● **Exercise brief**:
Report how many lines below include the string "this". Please keep the reply to that number.

● **Data about app and page elements**:
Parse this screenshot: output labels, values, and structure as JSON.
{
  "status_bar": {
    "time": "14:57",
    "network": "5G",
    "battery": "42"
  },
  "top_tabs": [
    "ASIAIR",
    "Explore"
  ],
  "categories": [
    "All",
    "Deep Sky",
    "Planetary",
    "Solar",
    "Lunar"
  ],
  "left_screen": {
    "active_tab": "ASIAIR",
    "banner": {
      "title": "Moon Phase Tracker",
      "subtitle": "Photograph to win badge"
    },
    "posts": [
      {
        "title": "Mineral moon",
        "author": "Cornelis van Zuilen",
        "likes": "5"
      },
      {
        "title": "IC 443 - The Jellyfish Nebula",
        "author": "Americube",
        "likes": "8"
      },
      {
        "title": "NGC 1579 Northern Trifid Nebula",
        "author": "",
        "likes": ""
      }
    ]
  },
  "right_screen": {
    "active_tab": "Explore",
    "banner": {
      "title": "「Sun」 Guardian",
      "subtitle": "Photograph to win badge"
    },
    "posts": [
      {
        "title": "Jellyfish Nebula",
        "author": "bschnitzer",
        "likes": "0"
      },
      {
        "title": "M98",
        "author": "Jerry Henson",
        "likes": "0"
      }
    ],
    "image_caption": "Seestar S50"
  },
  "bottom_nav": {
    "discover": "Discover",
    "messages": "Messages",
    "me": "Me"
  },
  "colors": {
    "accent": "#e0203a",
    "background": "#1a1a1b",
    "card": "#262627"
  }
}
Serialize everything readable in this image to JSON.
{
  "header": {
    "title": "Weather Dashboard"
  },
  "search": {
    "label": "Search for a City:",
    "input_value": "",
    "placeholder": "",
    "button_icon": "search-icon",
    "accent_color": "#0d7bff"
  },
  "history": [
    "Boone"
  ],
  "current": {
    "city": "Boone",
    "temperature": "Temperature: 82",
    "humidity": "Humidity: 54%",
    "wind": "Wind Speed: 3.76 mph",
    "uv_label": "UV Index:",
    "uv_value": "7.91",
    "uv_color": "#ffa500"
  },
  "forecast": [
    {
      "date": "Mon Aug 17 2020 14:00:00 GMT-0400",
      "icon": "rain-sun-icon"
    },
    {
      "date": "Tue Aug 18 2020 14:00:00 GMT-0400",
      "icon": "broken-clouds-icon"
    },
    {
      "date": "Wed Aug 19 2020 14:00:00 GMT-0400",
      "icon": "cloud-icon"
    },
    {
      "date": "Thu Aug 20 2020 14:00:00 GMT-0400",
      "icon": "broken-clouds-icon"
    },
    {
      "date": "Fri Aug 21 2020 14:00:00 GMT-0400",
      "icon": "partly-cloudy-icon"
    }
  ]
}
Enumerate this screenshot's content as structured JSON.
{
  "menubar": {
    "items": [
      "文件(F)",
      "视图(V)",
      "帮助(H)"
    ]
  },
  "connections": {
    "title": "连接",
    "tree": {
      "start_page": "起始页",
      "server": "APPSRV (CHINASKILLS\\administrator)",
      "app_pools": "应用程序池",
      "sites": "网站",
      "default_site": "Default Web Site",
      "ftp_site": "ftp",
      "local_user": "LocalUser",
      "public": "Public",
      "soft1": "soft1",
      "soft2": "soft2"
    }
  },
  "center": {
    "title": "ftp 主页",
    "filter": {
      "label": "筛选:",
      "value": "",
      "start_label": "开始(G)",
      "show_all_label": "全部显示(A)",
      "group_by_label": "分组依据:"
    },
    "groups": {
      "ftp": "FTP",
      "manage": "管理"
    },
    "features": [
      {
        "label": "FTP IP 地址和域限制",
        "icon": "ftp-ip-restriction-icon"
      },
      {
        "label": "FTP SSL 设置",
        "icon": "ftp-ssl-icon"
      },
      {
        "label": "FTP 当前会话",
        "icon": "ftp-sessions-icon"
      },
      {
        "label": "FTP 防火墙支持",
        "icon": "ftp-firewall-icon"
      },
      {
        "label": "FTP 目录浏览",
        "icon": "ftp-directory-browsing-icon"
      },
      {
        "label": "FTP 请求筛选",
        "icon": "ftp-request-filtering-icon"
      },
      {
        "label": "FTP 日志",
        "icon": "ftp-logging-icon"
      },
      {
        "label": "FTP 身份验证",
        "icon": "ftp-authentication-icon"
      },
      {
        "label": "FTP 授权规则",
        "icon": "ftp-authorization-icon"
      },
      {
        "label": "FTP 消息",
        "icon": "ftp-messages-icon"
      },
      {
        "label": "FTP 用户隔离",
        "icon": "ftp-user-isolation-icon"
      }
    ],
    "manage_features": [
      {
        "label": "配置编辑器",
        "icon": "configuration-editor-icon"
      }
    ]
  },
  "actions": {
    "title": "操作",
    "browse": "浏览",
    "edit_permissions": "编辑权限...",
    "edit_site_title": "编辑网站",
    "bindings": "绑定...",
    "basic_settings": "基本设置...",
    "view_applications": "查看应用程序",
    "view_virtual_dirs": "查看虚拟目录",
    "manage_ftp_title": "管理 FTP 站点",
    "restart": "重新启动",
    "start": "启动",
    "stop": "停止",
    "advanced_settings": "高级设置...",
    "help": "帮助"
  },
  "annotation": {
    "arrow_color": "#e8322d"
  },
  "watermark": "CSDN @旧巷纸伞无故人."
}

● **Answer box**:
3